Pustules are pus-filled pimples. They’re a lot like papules, except they contain yellowish pus in the centre – a collection of immune and bacterial cells. They also have a pink or red base indicating inflammation.


Nodules are like larger, deeper papules but they have no visible centre or head. They are hard, painful, inflamed lumps, and because they’re deep within the skin, they’re harder to treat with over-the-counter medications. They can often leave behind dark spots or scarring.


Cysts are the largest form of acne and the most severe. They appear as large red or white bumps that are often painful to the touch. They’re deeper than nodules and are filled with pus. This type of acne is also the most likely to scar.

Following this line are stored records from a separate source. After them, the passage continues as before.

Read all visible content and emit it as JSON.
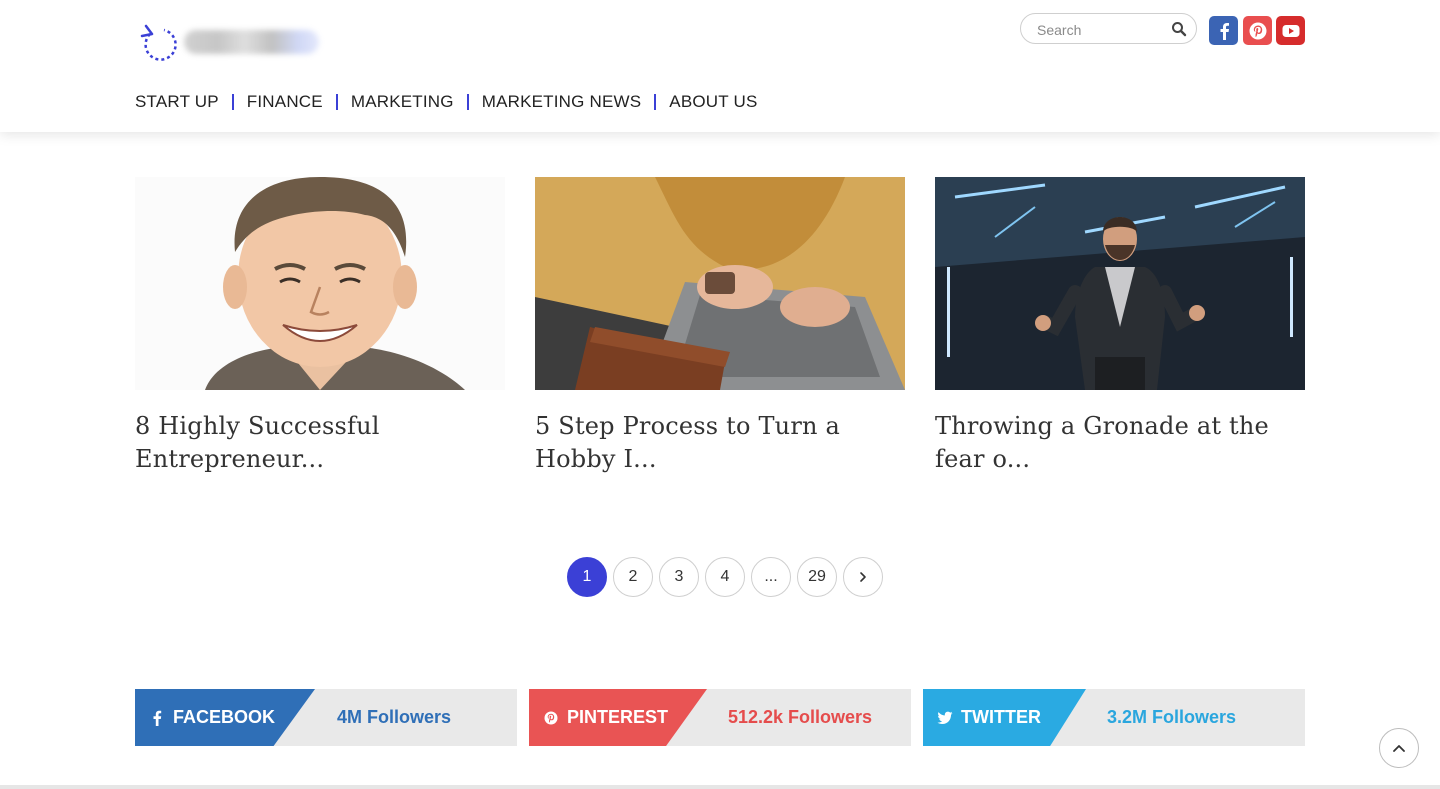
{
  "header": {
    "search": {
      "placeholder": "Search"
    },
    "social": [
      "facebook-icon",
      "pinterest-icon",
      "youtube-icon"
    ],
    "nav": [
      "START UP",
      "FINANCE",
      "MARKETING",
      "MARKETING NEWS",
      "ABOUT US"
    ]
  },
  "posts": [
    {
      "title": "8 Highly Successful Entrepreneur...",
      "image": "cartoon portrait of smiling man"
    },
    {
      "title": "5 Step Process to Turn a Hobby I...",
      "image": "person typing on laptop"
    },
    {
      "title": "Throwing a Gronade at the fear o...",
      "image": "speaker on stage"
    }
  ],
  "pagination": {
    "pages": [
      "1",
      "2",
      "3",
      "4",
      "...",
      "29"
    ],
    "current": "1",
    "next_icon": "chevron-right-icon"
  },
  "social_bars": [
    {
      "name": "FACEBOOK",
      "count": "4M Followers",
      "color": "#2f6fb7"
    },
    {
      "name": "PINTEREST",
      "count": "512.2k Followers",
      "color": "#e95454"
    },
    {
      "name": "TWITTER",
      "count": "3.2M Followers",
      "color": "#2aaae2"
    }
  ],
  "colors": {
    "accent": "#3b40d6",
    "facebook": "#3b64b4",
    "pinterest": "#e94e4f",
    "youtube": "#d62c2c"
  }
}
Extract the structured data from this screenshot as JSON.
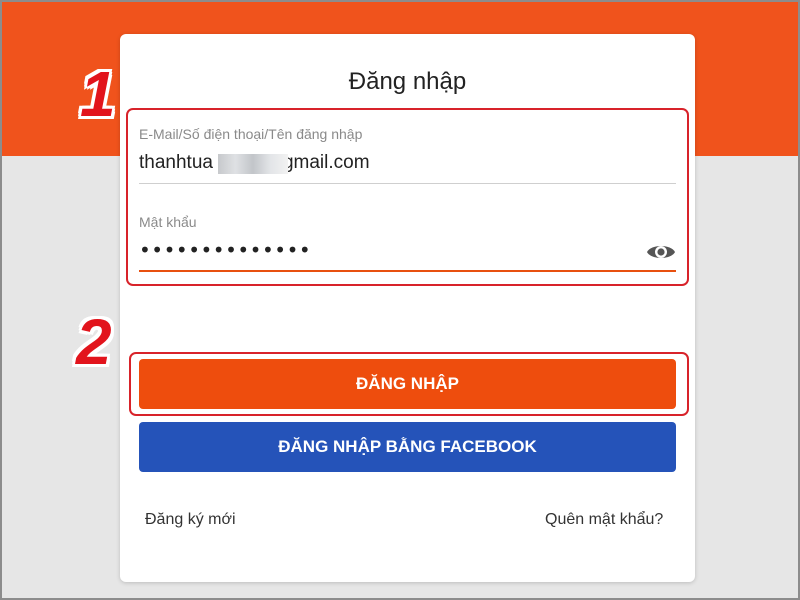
{
  "login_form": {
    "title": "Đăng nhập",
    "email": {
      "label": "E-Mail/Số điện thoại/Tên đăng nhập",
      "value": "thanhtua",
      "value_suffix": "gmail.com"
    },
    "password": {
      "label": "Mật khẩu",
      "value": "••••••••••••••",
      "toggle_icon": "eye-icon"
    },
    "login_button": "ĐĂNG NHẬP",
    "facebook_button": "ĐĂNG NHẬP BẰNG FACEBOOK",
    "signup_link": "Đăng ký mới",
    "forgot_link": "Quên mật khẩu?"
  },
  "annotations": {
    "step_1": "1",
    "step_2": "2"
  },
  "colors": {
    "brand_orange": "#f0531c",
    "button_orange": "#ee4d0d",
    "facebook_blue": "#2553b9",
    "highlight_red": "#d8232a"
  }
}
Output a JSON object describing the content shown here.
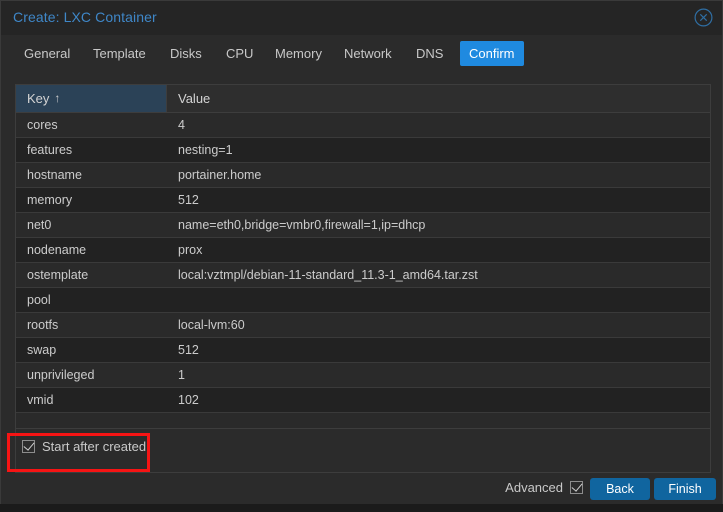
{
  "window": {
    "title": "Create: LXC Container",
    "close_icon": "close-circle-icon"
  },
  "tabs": [
    {
      "label": "General",
      "active": false
    },
    {
      "label": "Template",
      "active": false
    },
    {
      "label": "Disks",
      "active": false
    },
    {
      "label": "CPU",
      "active": false
    },
    {
      "label": "Memory",
      "active": false
    },
    {
      "label": "Network",
      "active": false
    },
    {
      "label": "DNS",
      "active": false
    },
    {
      "label": "Confirm",
      "active": true
    }
  ],
  "grid": {
    "columns": [
      {
        "label": "Key",
        "sorted": true,
        "sort_indicator": "↑"
      },
      {
        "label": "Value",
        "sorted": false,
        "sort_indicator": ""
      }
    ],
    "rows": [
      {
        "key": "cores",
        "value": "4"
      },
      {
        "key": "features",
        "value": "nesting=1"
      },
      {
        "key": "hostname",
        "value": "portainer.home"
      },
      {
        "key": "memory",
        "value": "512"
      },
      {
        "key": "net0",
        "value": "name=eth0,bridge=vmbr0,firewall=1,ip=dhcp"
      },
      {
        "key": "nodename",
        "value": "prox"
      },
      {
        "key": "ostemplate",
        "value": "local:vztmpl/debian-11-standard_11.3-1_amd64.tar.zst"
      },
      {
        "key": "pool",
        "value": ""
      },
      {
        "key": "rootfs",
        "value": "local-lvm:60"
      },
      {
        "key": "swap",
        "value": "512"
      },
      {
        "key": "unprivileged",
        "value": "1"
      },
      {
        "key": "vmid",
        "value": "102"
      },
      {
        "key": "",
        "value": ""
      }
    ]
  },
  "start_after_created": {
    "label": "Start after created",
    "checked": true,
    "highlighted": true,
    "highlight_color": "#f61414"
  },
  "footer": {
    "advanced_label": "Advanced",
    "advanced_checked": true,
    "back_label": "Back",
    "finish_label": "Finish"
  },
  "colors": {
    "accent": "#1f8ae0",
    "button": "#10659f",
    "title": "#3f87c8",
    "sorted_header": "#2b4257",
    "window_bg": "#2b2b2b",
    "grid_bg": "#232323"
  }
}
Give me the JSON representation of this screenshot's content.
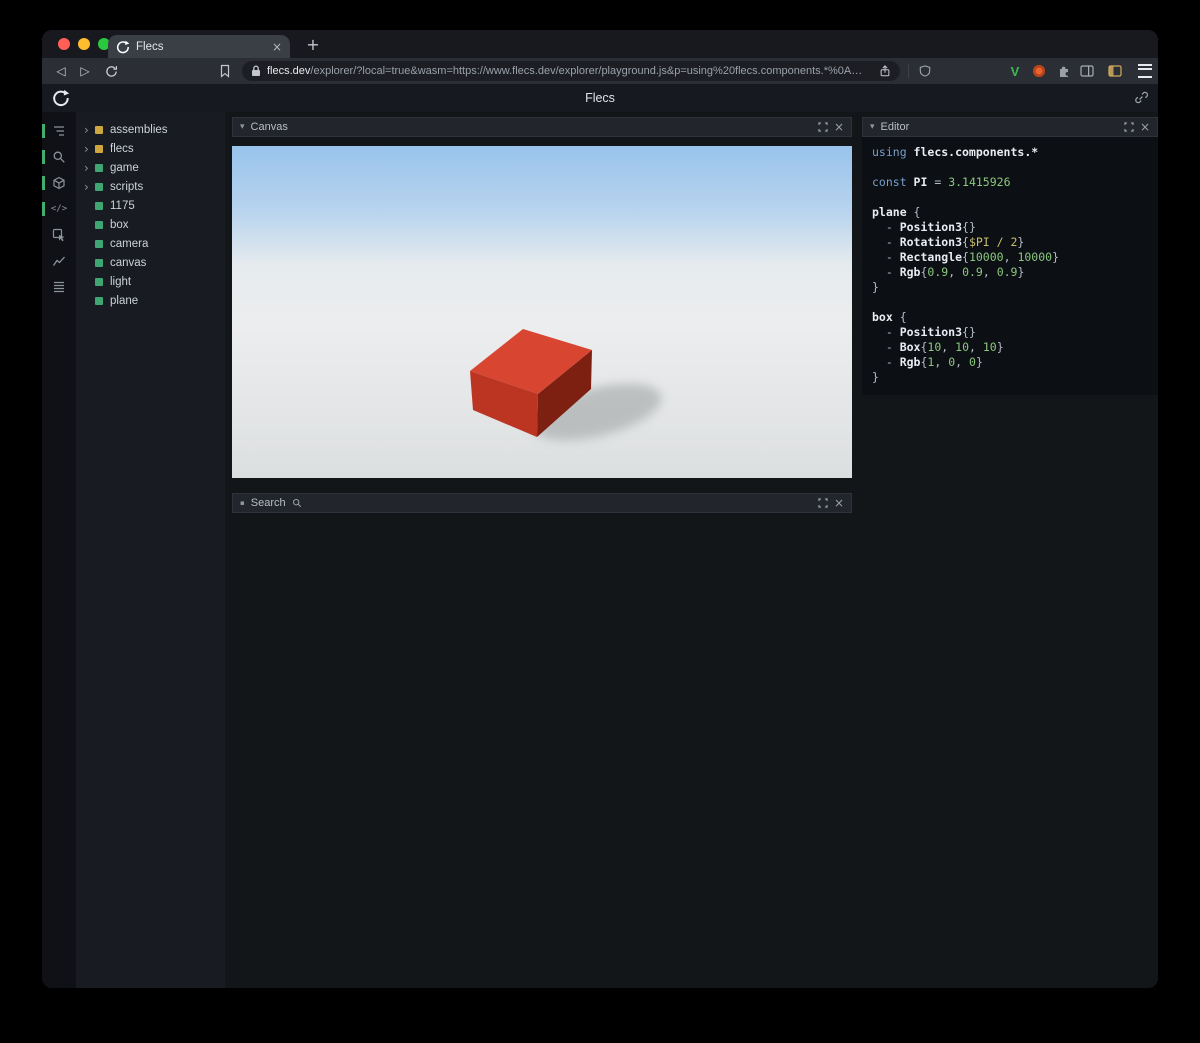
{
  "browser": {
    "tab_title": "Flecs",
    "url_host": "flecs.dev",
    "url_rest": "/explorer/?local=true&wasm=https://www.flecs.dev/explorer/playground.js&p=using%20flecs.components.*%0A…",
    "vimium_label": "V"
  },
  "app": {
    "title": "Flecs"
  },
  "icons": {
    "chevron_down": "▾",
    "tree_expand": "›",
    "close": "×",
    "new_tab": "+",
    "back": "◁",
    "forward": "▷",
    "bullet": "▪",
    "code_glyph": "</>"
  },
  "tree": {
    "items": [
      {
        "label": "assemblies",
        "color": "#cfa73f",
        "has_children": true
      },
      {
        "label": "flecs",
        "color": "#cfa73f",
        "has_children": true
      },
      {
        "label": "game",
        "color": "#3fa573",
        "has_children": true
      },
      {
        "label": "scripts",
        "color": "#3fa573",
        "has_children": true
      },
      {
        "label": "1175",
        "color": "#3fa573",
        "has_children": false
      },
      {
        "label": "box",
        "color": "#3fa573",
        "has_children": false
      },
      {
        "label": "camera",
        "color": "#3fa573",
        "has_children": false
      },
      {
        "label": "canvas",
        "color": "#3fa573",
        "has_children": false
      },
      {
        "label": "light",
        "color": "#3fa573",
        "has_children": false
      },
      {
        "label": "plane",
        "color": "#3fa573",
        "has_children": false
      }
    ]
  },
  "panels": {
    "canvas": {
      "title": "Canvas"
    },
    "search": {
      "title": "Search"
    },
    "editor": {
      "title": "Editor"
    }
  },
  "code": {
    "lines": [
      [
        [
          "kw",
          "using "
        ],
        [
          "idb",
          "flecs.components.*"
        ]
      ],
      [],
      [
        [
          "kw",
          "const "
        ],
        [
          "idb",
          "PI"
        ],
        [
          "pl",
          " = "
        ],
        [
          "num",
          "3.1415926"
        ]
      ],
      [],
      [
        [
          "idb",
          "plane"
        ],
        [
          "pl",
          " {"
        ]
      ],
      [
        [
          "pl",
          "  - "
        ],
        [
          "idb",
          "Position3"
        ],
        [
          "pl",
          "{}"
        ]
      ],
      [
        [
          "pl",
          "  - "
        ],
        [
          "idb",
          "Rotation3"
        ],
        [
          "pl",
          "{"
        ],
        [
          "var",
          "$PI / 2"
        ],
        [
          "pl",
          "}"
        ]
      ],
      [
        [
          "pl",
          "  - "
        ],
        [
          "idb",
          "Rectangle"
        ],
        [
          "pl",
          "{"
        ],
        [
          "num",
          "10000"
        ],
        [
          "pl",
          ", "
        ],
        [
          "num",
          "10000"
        ],
        [
          "pl",
          "}"
        ]
      ],
      [
        [
          "pl",
          "  - "
        ],
        [
          "idb",
          "Rgb"
        ],
        [
          "pl",
          "{"
        ],
        [
          "num",
          "0.9"
        ],
        [
          "pl",
          ", "
        ],
        [
          "num",
          "0.9"
        ],
        [
          "pl",
          ", "
        ],
        [
          "num",
          "0.9"
        ],
        [
          "pl",
          "}"
        ]
      ],
      [
        [
          "pl",
          "}"
        ]
      ],
      [],
      [
        [
          "idb",
          "box"
        ],
        [
          "pl",
          " {"
        ]
      ],
      [
        [
          "pl",
          "  - "
        ],
        [
          "idb",
          "Position3"
        ],
        [
          "pl",
          "{}"
        ]
      ],
      [
        [
          "pl",
          "  - "
        ],
        [
          "idb",
          "Box"
        ],
        [
          "pl",
          "{"
        ],
        [
          "num",
          "10"
        ],
        [
          "pl",
          ", "
        ],
        [
          "num",
          "10"
        ],
        [
          "pl",
          ", "
        ],
        [
          "num",
          "10"
        ],
        [
          "pl",
          "}"
        ]
      ],
      [
        [
          "pl",
          "  - "
        ],
        [
          "idb",
          "Rgb"
        ],
        [
          "pl",
          "{"
        ],
        [
          "num",
          "1"
        ],
        [
          "pl",
          ", "
        ],
        [
          "num",
          "0"
        ],
        [
          "pl",
          ", "
        ],
        [
          "num",
          "0"
        ],
        [
          "pl",
          "}"
        ]
      ],
      [
        [
          "pl",
          "}"
        ]
      ]
    ]
  },
  "scene": {
    "sky_top": "#98c3eb",
    "sky_mid": "#b9d4ee",
    "horizon": "#e6ebee",
    "ground_far": "#ecedee",
    "ground_near": "#dcdfe0",
    "shadow": "#aeb2b3",
    "box_top": "#d84531",
    "box_left": "#bb3522",
    "box_right": "#7d2011"
  }
}
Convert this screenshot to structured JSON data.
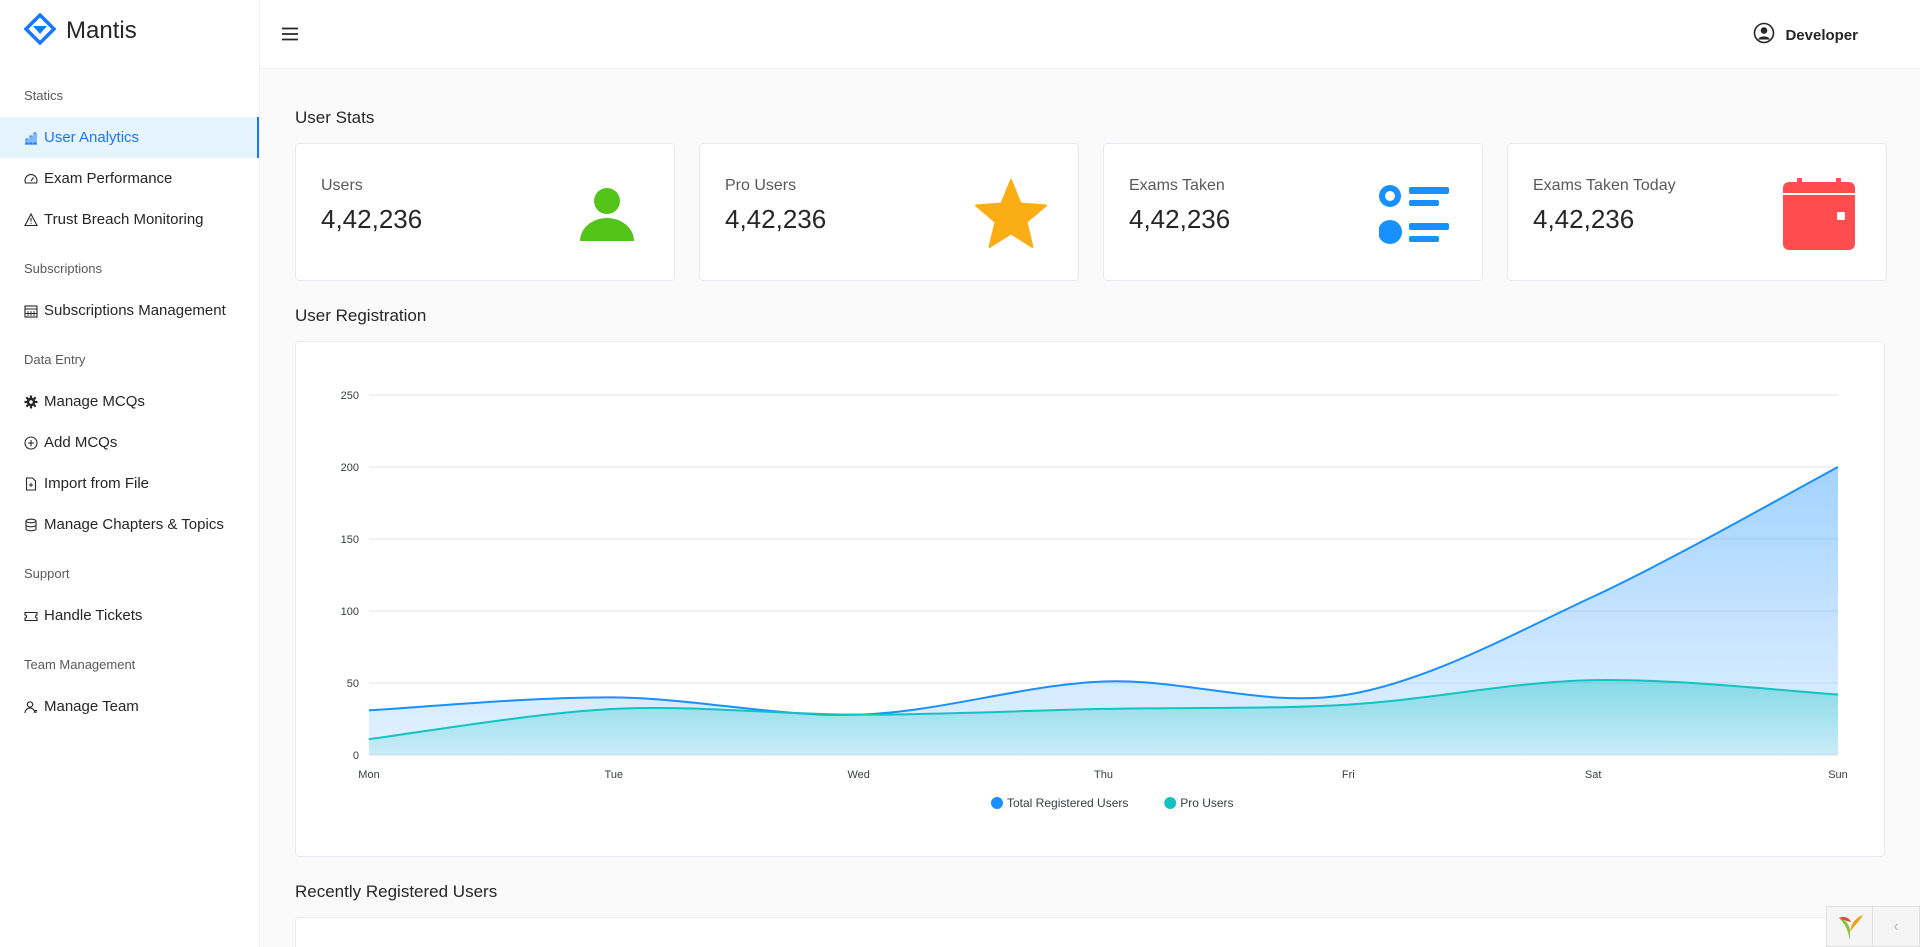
{
  "brand": {
    "name": "Mantis",
    "logo_icon": "mantis-diamond-logo",
    "color": "#1677ff"
  },
  "sidebar": {
    "groups": [
      {
        "title": "Statics",
        "items": [
          {
            "label": "User Analytics",
            "icon": "bar-chart-icon",
            "active": true
          },
          {
            "label": "Exam Performance",
            "icon": "dashboard-gauge-icon"
          },
          {
            "label": "Trust Breach Monitoring",
            "icon": "warning-icon"
          }
        ]
      },
      {
        "title": "Subscriptions",
        "items": [
          {
            "label": "Subscriptions Management",
            "icon": "calendar-grid-icon"
          }
        ]
      },
      {
        "title": "Data Entry",
        "items": [
          {
            "label": "Manage MCQs",
            "icon": "gear-icon"
          },
          {
            "label": "Add MCQs",
            "icon": "plus-circle-icon"
          },
          {
            "label": "Import from File",
            "icon": "file-add-icon"
          },
          {
            "label": "Manage Chapters & Topics",
            "icon": "database-icon"
          }
        ]
      },
      {
        "title": "Support",
        "items": [
          {
            "label": "Handle Tickets",
            "icon": "ticket-icon"
          }
        ]
      },
      {
        "title": "Team Management",
        "items": [
          {
            "label": "Manage Team",
            "icon": "team-user-icon"
          }
        ]
      }
    ]
  },
  "header": {
    "menu_icon": "hamburger-menu-icon",
    "user_name": "Developer",
    "user_icon": "user-circle-icon"
  },
  "main": {
    "stats_title": "User Stats",
    "stats": [
      {
        "label": "Users",
        "value": "4,42,236",
        "icon": "user-icon",
        "color": "#52c41a"
      },
      {
        "label": "Pro Users",
        "value": "4,42,236",
        "icon": "star-icon",
        "color": "#faad14"
      },
      {
        "label": "Exams Taken",
        "value": "4,42,236",
        "icon": "list-icon",
        "color": "#1890ff"
      },
      {
        "label": "Exams Taken Today",
        "value": "4,42,236",
        "icon": "calendar-icon",
        "color": "#ff4d4f"
      }
    ],
    "registration_title": "User Registration",
    "recent_title": "Recently Registered Users"
  },
  "chart_data": {
    "type": "area",
    "title": "User Registration",
    "categories": [
      "Mon",
      "Tue",
      "Wed",
      "Thu",
      "Fri",
      "Sat",
      "Sun"
    ],
    "ylim": [
      0,
      250
    ],
    "yticks": [
      0,
      50,
      100,
      150,
      200,
      250
    ],
    "grid": true,
    "legend": "bottom-center",
    "series": [
      {
        "name": "Total Registered Users",
        "values": [
          31,
          40,
          28,
          51,
          42,
          110,
          200
        ],
        "color": "#1890ff"
      },
      {
        "name": "Pro Users",
        "values": [
          11,
          32,
          28,
          32,
          35,
          52,
          42
        ],
        "color": "#13c2c2"
      }
    ]
  }
}
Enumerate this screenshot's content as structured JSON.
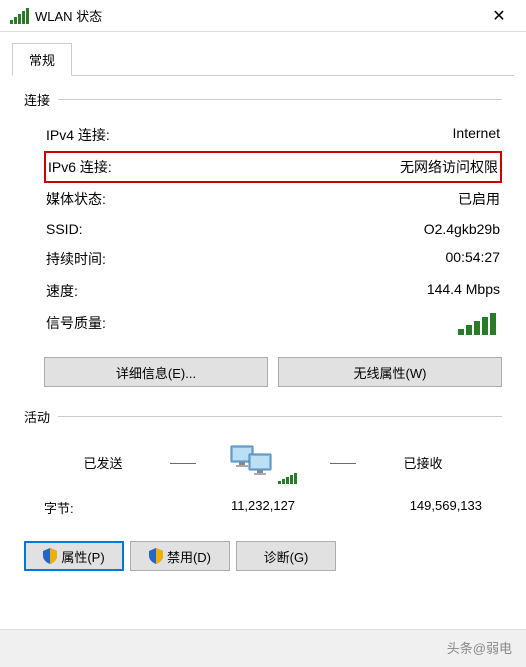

Benzoyl peroxide face washes and creams can be a useful first step for treating the milder inflammatory types of acne as they may help reduce swelling as well as get rid of bacteria within the skin.

Topical retinoids, which are derived from vitamin A, are also another option for combatting inflammatory papules and pustules and they can be used on non-inflammatory acne too. They work by promoting the exfoliation of dead skin cells as well as by boosting the production of new skin cells. Some retinoid creams are available over-the-counter – these are known as retinols. But for the more potent, effective retinoids, a prescription from a Mosh Dermatologist is required.

For the more severe inflammatory acne (nodules or cysts), it’s recommended that you consult with a Mosh Dermatologist who can provide you with a personalised treatment plan. The plan may contain stronger, more effective acne treatments including topical and/or oral medications, depending on the cause of your acne and it’s severity.

Tags: skin